- **What this task involves**:
Your reply should be only the number of lines in the records that contain the word "user".

Top of Record excerpts

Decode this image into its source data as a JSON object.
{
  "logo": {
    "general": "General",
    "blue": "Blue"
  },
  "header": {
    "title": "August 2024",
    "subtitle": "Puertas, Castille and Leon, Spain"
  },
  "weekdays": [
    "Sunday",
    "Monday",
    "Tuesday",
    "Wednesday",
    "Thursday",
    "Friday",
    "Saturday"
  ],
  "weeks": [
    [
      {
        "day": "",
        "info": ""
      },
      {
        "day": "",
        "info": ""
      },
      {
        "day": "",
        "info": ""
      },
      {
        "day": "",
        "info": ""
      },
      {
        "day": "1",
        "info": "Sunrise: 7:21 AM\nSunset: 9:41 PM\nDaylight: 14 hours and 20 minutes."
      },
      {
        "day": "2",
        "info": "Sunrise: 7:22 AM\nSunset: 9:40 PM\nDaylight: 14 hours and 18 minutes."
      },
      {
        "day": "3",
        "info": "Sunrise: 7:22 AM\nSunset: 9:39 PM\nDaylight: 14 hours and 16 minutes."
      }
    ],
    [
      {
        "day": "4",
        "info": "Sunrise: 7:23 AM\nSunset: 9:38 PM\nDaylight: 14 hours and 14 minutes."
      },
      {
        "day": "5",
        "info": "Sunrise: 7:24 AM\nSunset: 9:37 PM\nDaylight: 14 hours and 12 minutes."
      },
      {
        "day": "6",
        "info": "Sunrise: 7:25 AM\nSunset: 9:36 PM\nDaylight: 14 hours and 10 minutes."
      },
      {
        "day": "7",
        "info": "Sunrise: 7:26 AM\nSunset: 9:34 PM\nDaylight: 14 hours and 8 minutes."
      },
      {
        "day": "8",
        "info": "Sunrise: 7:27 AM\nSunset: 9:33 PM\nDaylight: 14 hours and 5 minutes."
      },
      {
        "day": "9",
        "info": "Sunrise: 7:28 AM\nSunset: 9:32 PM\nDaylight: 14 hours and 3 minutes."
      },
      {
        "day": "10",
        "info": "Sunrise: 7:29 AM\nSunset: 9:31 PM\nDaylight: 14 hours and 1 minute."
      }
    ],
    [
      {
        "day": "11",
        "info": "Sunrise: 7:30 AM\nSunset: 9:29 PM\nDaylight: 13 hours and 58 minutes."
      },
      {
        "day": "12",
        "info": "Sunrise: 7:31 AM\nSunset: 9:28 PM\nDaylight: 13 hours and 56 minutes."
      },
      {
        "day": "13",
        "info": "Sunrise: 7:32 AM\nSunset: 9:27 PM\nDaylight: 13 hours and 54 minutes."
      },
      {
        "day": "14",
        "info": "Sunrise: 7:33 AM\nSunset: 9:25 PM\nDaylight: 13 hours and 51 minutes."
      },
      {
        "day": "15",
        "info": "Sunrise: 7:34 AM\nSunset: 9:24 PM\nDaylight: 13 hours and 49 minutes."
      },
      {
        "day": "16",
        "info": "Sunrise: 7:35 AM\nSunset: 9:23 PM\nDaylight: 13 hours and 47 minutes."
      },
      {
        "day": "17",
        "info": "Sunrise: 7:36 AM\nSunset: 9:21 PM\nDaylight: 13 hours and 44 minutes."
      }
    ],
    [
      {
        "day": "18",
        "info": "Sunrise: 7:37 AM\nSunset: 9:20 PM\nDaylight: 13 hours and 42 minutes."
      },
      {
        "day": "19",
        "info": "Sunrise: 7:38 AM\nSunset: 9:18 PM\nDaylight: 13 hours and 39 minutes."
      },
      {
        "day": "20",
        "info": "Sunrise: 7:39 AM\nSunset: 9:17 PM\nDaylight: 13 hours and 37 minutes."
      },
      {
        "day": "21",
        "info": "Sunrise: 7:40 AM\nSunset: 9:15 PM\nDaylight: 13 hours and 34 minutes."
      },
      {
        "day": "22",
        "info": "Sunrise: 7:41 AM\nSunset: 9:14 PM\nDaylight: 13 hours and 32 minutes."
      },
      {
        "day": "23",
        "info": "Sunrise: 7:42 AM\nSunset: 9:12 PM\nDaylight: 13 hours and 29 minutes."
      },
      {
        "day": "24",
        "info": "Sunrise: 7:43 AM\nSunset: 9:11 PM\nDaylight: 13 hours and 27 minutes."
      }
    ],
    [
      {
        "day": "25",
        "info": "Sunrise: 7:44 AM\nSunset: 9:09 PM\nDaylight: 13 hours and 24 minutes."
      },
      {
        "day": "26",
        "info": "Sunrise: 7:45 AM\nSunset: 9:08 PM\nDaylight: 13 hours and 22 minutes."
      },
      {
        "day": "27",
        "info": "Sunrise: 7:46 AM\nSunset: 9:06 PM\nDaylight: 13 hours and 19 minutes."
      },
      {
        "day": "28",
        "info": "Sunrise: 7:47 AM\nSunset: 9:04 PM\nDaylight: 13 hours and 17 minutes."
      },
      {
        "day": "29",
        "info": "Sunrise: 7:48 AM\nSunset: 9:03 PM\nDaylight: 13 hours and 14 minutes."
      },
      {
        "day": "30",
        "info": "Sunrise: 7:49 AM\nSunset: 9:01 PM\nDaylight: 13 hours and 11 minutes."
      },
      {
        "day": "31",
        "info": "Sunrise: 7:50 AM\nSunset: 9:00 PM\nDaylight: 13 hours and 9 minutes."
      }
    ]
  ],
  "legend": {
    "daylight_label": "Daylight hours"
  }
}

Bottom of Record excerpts
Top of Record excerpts

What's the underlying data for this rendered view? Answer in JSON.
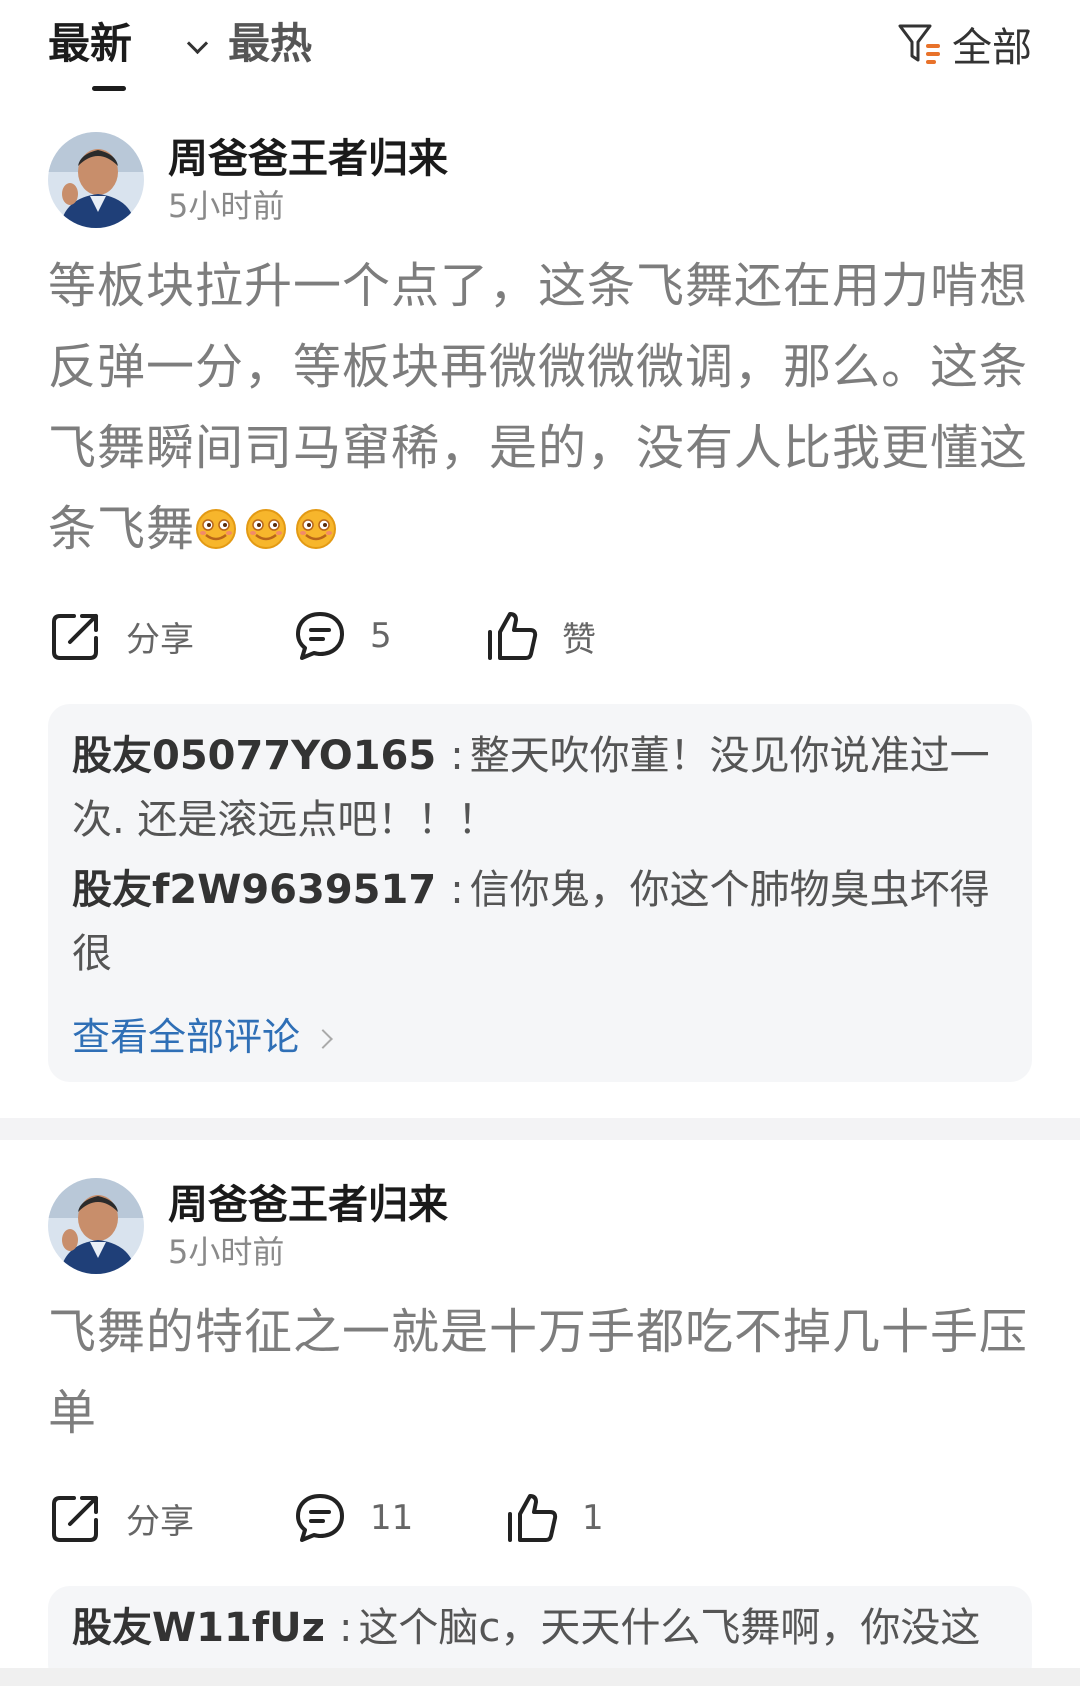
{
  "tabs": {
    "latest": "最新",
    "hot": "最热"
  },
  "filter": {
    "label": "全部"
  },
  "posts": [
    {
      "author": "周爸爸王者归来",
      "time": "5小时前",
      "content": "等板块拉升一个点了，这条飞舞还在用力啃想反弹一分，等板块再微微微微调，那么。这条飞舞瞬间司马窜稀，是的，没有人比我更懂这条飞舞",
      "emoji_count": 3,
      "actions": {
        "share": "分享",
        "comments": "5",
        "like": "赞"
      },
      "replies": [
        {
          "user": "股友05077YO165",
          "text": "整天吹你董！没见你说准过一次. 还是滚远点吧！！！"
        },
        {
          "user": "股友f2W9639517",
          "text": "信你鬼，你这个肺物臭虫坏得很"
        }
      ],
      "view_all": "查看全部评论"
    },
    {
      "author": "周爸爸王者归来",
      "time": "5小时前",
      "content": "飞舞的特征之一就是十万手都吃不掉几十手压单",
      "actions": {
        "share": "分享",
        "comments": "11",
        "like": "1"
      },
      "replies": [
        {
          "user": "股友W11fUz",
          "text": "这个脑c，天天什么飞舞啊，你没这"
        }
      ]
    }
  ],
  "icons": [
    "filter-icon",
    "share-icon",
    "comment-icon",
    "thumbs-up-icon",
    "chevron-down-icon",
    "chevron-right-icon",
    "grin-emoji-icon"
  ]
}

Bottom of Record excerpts

- **Answer to the exercise**:
3